It helped, Pelowski said, that Coleman “was pretty visible” in the area after the city’s devastating 2001 flood, both before and after Coleman was elected in 2002.
“Franken was here (during this campaign), but I just don’t know … people here are a little more conservative than the picture Franken presented of himself,” he said.
Mike Christopherson, editor of the Crookston Daily Times, favored Franken but said that he had to fight uphill against “those for whom everything is social issues,” including marriage and abortion.
“Franken came to town and the college kids came out and there was a lot of energy, but it fizzled after a while,” Christopherson said. “Then, when the (Coleman) ads got really nasty, I think that hurt Coleman elsewhere in the state, but here I think they scored with those.”
He said his son came home from grade school one day and said a friend had told him “that Franken would kill babies.”
Also, many people in the area “just don’t think Al Franken is a funny guy,” Christopherson said. “They think his humor is gross and lewd.”
Older, more conservative voters
Rep. Bernie Lieder, a DFLer from Crookston who won a 13th term Tuesday, said that voters in northwestern Minnesota tend to be older and more conservative than in the rest of the state, but he thought Polk County voters might back Franken more because of party differences over the federal farm bill.
“It got negative,” Lieder said of the campaign. “It went too negative right off the bat, and in the end you couldn’t substantiate the charges that were being made.”
Don Osborne, a former 14-year mayor of Crookston, also thought the campaign was too negative, “and people got upset with it.” But Coleman “covered the territory better,” he said.
“I met him,” Osborne said of Franken. “I just got a feeling he should have stayed in the business he was in. I heard a lot of that in coffee talk, and I think that was the big item in our area.”
Bergeson agreed that Franken’s “abrasive sense of humor” didn’t sit well with the people of northwestern Minnesota.

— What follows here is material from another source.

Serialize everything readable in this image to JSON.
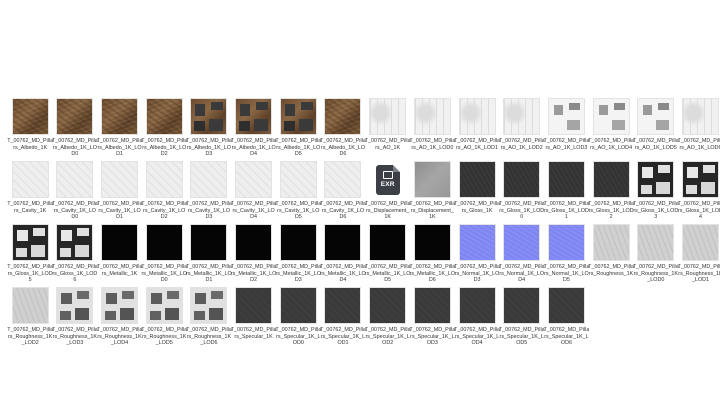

“I know several Obama supporters who were very hesitant about voting for Franken,” he said. “I considered voting for Barkley.”